The Indonesian Forum for the Environment (Walhi) has criticized an argument in support of sustainable palm oil by the Indonesian Solidarity Party (PSI), saying it was misleading. (Reuters Photo/Samsul Said)
Walhi Rips PSI's Argument for Palm Oil, Says Party 'Does Not Understand' the Issue
SEPTEMBER 20, 2018
Jakarta. Indonesia's oldest environmental advocacy group has criticized an argument in support of sustainable palm oil by one of the country's newest political parties, saying it was misleading.
The Indonesian Solidarity Party (PSI) uploaded a 49-second video to Facebook on how palm oil can help strengthen the rupiah. The video states that a weaker rupiah makes modern gadgets more expensive, and presents palm oil as a viable solution to strengthening the currency.

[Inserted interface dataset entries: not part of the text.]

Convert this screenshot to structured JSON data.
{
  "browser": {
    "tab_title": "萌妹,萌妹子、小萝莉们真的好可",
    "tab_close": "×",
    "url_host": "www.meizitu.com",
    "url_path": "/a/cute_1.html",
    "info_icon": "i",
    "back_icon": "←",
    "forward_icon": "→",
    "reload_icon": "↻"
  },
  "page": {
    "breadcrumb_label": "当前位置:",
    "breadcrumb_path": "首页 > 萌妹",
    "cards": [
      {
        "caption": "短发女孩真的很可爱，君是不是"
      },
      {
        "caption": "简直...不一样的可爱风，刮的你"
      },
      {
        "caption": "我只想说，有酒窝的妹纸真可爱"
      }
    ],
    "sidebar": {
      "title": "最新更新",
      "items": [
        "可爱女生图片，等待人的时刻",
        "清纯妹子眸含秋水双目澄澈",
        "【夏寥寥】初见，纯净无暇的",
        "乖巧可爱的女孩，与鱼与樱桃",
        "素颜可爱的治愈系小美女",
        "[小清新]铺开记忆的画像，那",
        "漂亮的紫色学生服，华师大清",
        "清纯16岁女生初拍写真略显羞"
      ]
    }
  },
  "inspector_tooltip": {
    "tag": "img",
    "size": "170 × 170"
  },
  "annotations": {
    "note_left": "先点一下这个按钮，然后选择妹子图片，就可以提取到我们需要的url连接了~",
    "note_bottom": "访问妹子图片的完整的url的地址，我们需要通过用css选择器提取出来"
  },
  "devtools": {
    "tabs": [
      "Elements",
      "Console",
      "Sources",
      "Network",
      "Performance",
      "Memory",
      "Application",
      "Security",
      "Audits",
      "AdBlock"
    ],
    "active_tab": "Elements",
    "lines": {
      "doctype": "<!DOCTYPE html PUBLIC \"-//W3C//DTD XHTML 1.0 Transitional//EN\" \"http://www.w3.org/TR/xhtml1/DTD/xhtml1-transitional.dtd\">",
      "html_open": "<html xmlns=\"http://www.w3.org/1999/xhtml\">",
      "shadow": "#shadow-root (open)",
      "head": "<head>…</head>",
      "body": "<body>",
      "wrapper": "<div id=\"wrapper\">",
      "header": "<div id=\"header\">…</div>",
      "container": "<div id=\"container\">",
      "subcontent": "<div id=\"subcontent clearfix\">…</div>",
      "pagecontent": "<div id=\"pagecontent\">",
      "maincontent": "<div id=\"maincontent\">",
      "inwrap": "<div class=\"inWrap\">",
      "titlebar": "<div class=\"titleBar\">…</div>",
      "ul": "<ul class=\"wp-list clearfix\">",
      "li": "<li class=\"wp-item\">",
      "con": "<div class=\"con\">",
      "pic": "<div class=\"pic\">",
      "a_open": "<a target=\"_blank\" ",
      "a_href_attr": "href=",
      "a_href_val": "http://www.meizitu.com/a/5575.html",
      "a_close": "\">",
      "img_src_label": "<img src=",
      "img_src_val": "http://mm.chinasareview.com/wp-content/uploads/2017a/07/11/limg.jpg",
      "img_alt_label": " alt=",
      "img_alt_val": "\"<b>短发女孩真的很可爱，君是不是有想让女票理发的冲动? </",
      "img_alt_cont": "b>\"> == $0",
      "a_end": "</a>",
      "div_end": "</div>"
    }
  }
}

"In our view, the PSI fails to understand the fundamental problem of palm oil in Indonesia and in the global context, and they are even more disconnected with their argument that palm oil can help stabilize the currency," the Indonesian Forum for the Environment (Walhi) said in a statement on Monday (17/09).
The video, which had attracted more than 107,000 views by Wednesday, has sparked heated debate on various social media platforms.
In response, the PSI issued a clarifying statement saying that the focus of the video was on efforts to stabilize the rupiah, such as boosting exports.
"But what developed later was an accusation that the PSI supports a palm oil industry that is damaging the environment. Once again, the real focus of our argument is actually not on palm oil. That is why we call this policy only a temporary solution," the political party said.
2. Namun yang berkembang kemudian adalah tuduhan bahwa PSI mendukung industri sawit yang merusak lingkungan. Sekali lagi, sebenarnya fokus dari argumen kami sebenarnya buka soal sawitnya. Itu sebabnya, kami sebut kebijakan ini hanya bersifat SEMENTARA.— #PSInomor11 (@psi_id) September 14, 2018
The party also highlighted its support for sustainable palm oil and emphasized that it opposes unsustainable practices in the industry.
"The fact is, our economy is still dependent on palm oil. In 2017, this industry contributed $23 million in foreign exchange… In the post-oil and gas era, palm oil is the leading industry after tourism," the PSI said.
However, Walhi said both the video and the clarifying statement show a lack of understanding.
"We want to emphasize that palm oil as the main supporting commodity of our economy is a myth, and there is no such thing as sustainable palm oil," Walhi said, adding that the PSI's argument was both weak and incomplete.
The forum listed several points, including how losses and environmental costs from extractive industries such as palm oil result in state losses, as stated by the Corruption Eradication Commission (KPK).
"State losses from forest and land fires, which amounted to Rp 200 trillion [$13.4 billion] in 2015, show that land-based investment, such as palm oil, is detrimental to the country," Walhi said.
The forum added that palm oil plantations in the country have negatively impacted the rights and lives of Indonesians and marginalized communities, as well as the environment.
"As a new political party, the PSI should be able to come up with new, hopeful ideas for the future survival of the planet and humanity, for generations to come. Instead, it proposed outdated and weak economic models like palm oil," Walhi said.
Walhi, established in 1980, is the largest environmental advocacy group in Indonesia. It is also part of the Friends of the Earth International network.